(Beginning of WORKING DATA)
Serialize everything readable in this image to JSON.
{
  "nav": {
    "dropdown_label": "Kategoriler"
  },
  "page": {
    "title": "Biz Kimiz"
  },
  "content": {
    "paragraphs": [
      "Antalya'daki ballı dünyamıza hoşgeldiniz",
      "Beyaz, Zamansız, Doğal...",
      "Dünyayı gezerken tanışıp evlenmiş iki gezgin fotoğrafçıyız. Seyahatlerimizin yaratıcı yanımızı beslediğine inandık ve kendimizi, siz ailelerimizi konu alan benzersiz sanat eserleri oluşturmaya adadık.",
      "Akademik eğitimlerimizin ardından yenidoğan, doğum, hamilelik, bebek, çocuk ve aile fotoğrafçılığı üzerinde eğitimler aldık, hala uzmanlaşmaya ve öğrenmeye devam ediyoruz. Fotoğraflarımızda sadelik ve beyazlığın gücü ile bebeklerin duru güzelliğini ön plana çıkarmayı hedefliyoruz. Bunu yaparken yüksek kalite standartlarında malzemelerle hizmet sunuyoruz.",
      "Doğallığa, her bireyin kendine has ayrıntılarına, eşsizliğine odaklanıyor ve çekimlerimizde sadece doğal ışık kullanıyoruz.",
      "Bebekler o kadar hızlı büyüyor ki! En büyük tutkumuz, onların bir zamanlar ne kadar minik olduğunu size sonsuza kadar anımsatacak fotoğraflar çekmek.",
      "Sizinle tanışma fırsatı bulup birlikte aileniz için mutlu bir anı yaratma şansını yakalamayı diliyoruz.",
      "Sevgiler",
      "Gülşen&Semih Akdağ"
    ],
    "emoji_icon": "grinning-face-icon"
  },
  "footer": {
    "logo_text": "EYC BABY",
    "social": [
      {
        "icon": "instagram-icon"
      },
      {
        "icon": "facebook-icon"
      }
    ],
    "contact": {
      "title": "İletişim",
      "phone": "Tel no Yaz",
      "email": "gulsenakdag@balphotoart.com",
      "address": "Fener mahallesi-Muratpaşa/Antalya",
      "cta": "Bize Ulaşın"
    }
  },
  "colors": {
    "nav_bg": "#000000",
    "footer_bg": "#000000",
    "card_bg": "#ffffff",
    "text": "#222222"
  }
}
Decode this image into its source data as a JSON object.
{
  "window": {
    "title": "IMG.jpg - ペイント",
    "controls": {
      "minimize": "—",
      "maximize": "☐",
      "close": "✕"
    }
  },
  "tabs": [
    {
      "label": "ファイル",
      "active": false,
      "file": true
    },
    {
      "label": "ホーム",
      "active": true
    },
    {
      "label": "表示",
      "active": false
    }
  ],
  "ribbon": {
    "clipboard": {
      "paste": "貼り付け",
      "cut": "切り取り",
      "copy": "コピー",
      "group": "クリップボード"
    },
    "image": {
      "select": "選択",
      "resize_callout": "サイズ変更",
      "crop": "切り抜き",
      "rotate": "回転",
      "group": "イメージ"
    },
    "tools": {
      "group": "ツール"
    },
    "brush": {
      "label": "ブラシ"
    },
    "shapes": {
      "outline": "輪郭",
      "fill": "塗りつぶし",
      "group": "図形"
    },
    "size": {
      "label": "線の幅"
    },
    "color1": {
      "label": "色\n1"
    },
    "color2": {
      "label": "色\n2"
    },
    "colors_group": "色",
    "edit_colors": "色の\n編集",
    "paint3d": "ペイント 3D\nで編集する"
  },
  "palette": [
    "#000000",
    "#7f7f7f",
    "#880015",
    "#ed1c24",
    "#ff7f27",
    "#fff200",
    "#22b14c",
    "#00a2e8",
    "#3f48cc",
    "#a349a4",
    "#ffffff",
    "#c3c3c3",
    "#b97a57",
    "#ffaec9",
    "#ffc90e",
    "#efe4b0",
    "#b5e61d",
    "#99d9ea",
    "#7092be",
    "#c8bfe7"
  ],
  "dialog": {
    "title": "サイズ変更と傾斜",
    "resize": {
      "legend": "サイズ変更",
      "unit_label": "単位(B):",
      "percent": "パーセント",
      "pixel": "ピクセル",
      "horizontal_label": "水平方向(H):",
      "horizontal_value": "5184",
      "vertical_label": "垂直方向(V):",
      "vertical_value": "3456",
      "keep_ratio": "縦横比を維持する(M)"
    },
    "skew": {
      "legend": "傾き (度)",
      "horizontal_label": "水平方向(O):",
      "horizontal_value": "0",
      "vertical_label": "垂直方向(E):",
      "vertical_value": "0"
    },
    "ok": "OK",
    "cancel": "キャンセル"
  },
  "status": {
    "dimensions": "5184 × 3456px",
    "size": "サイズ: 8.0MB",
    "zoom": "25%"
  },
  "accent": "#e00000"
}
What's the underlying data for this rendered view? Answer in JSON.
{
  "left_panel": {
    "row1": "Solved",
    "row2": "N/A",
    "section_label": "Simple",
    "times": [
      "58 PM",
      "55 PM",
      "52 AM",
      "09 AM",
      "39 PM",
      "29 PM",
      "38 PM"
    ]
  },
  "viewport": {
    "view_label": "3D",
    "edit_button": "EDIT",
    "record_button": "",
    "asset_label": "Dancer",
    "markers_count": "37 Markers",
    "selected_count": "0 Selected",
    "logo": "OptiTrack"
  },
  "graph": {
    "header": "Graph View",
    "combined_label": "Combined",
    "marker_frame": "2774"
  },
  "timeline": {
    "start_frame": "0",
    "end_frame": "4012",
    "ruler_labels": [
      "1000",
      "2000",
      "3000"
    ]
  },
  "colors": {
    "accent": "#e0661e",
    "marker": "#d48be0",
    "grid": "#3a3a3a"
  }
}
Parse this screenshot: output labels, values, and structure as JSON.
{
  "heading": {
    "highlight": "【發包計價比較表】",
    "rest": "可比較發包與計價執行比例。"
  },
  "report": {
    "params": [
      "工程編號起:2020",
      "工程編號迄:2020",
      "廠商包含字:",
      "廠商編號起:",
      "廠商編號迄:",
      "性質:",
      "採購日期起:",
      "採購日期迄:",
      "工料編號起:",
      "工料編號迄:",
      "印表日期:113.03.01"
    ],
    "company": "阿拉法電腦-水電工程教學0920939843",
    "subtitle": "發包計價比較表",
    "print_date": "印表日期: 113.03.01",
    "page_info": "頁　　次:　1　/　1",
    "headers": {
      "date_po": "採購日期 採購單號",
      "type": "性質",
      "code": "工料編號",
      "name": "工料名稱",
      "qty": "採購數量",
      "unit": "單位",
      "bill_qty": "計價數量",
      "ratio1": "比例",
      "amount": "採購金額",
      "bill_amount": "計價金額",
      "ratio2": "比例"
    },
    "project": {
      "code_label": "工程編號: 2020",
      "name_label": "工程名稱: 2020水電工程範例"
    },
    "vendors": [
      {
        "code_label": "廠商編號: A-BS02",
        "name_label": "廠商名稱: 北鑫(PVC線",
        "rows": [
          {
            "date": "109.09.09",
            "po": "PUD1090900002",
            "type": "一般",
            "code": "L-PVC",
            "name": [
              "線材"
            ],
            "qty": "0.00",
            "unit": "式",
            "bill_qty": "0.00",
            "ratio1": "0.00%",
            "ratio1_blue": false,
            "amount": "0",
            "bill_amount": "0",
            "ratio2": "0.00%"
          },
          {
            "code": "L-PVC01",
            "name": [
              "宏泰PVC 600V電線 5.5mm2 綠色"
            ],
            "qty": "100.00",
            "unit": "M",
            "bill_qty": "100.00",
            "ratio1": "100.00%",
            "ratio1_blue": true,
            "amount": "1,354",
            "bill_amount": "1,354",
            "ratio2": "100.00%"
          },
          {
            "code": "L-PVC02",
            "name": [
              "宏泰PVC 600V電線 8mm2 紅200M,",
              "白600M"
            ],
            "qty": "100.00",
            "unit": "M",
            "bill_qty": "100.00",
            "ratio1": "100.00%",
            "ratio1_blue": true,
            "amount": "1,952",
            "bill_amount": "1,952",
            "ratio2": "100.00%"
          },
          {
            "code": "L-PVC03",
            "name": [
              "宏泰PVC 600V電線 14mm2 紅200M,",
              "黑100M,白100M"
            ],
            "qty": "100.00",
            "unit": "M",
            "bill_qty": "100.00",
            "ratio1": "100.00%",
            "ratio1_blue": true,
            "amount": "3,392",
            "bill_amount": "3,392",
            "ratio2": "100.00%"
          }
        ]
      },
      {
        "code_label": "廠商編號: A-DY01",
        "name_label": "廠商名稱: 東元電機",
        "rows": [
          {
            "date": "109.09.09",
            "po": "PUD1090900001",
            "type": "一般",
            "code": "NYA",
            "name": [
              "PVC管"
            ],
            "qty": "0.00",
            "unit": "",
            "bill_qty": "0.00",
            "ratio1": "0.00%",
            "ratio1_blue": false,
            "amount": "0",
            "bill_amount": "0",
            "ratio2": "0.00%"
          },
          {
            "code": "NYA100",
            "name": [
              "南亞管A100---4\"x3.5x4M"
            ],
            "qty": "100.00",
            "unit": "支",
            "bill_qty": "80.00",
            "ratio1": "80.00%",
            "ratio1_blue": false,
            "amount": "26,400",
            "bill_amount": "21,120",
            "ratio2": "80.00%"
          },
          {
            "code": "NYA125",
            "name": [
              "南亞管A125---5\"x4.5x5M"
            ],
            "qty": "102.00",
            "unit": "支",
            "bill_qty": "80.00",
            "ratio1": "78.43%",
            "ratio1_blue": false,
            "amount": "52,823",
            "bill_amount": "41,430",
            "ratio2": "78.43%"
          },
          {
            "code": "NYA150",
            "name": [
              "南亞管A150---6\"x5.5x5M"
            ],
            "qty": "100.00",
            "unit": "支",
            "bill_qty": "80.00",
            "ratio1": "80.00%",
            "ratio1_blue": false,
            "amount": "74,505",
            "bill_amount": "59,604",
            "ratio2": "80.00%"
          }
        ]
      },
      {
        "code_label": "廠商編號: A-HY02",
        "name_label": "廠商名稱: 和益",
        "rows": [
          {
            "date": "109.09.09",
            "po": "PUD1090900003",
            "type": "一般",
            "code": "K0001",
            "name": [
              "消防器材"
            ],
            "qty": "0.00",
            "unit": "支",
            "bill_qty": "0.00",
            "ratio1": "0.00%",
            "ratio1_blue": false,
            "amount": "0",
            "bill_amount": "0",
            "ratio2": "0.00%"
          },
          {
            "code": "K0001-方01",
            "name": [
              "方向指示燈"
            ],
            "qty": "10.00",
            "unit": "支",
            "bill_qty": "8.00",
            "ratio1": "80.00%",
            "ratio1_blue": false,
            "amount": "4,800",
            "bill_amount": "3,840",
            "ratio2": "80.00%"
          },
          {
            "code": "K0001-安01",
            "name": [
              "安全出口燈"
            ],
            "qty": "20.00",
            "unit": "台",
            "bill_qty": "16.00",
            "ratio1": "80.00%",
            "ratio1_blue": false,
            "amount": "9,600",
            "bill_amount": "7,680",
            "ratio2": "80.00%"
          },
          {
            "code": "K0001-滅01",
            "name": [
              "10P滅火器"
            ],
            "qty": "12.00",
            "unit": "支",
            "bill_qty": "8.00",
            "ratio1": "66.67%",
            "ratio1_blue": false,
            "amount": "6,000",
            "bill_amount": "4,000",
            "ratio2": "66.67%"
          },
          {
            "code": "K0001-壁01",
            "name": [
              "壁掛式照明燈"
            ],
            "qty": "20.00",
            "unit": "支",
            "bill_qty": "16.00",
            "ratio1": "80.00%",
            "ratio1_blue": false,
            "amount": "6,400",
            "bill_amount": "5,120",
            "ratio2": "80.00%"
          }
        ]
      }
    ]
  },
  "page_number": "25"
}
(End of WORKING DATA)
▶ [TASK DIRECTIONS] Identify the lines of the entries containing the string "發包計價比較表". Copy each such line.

▶ [EXERCISE SOLUTION]
    "highlight": "【發包計價比較表】",
    "subtitle": "發包計價比較表",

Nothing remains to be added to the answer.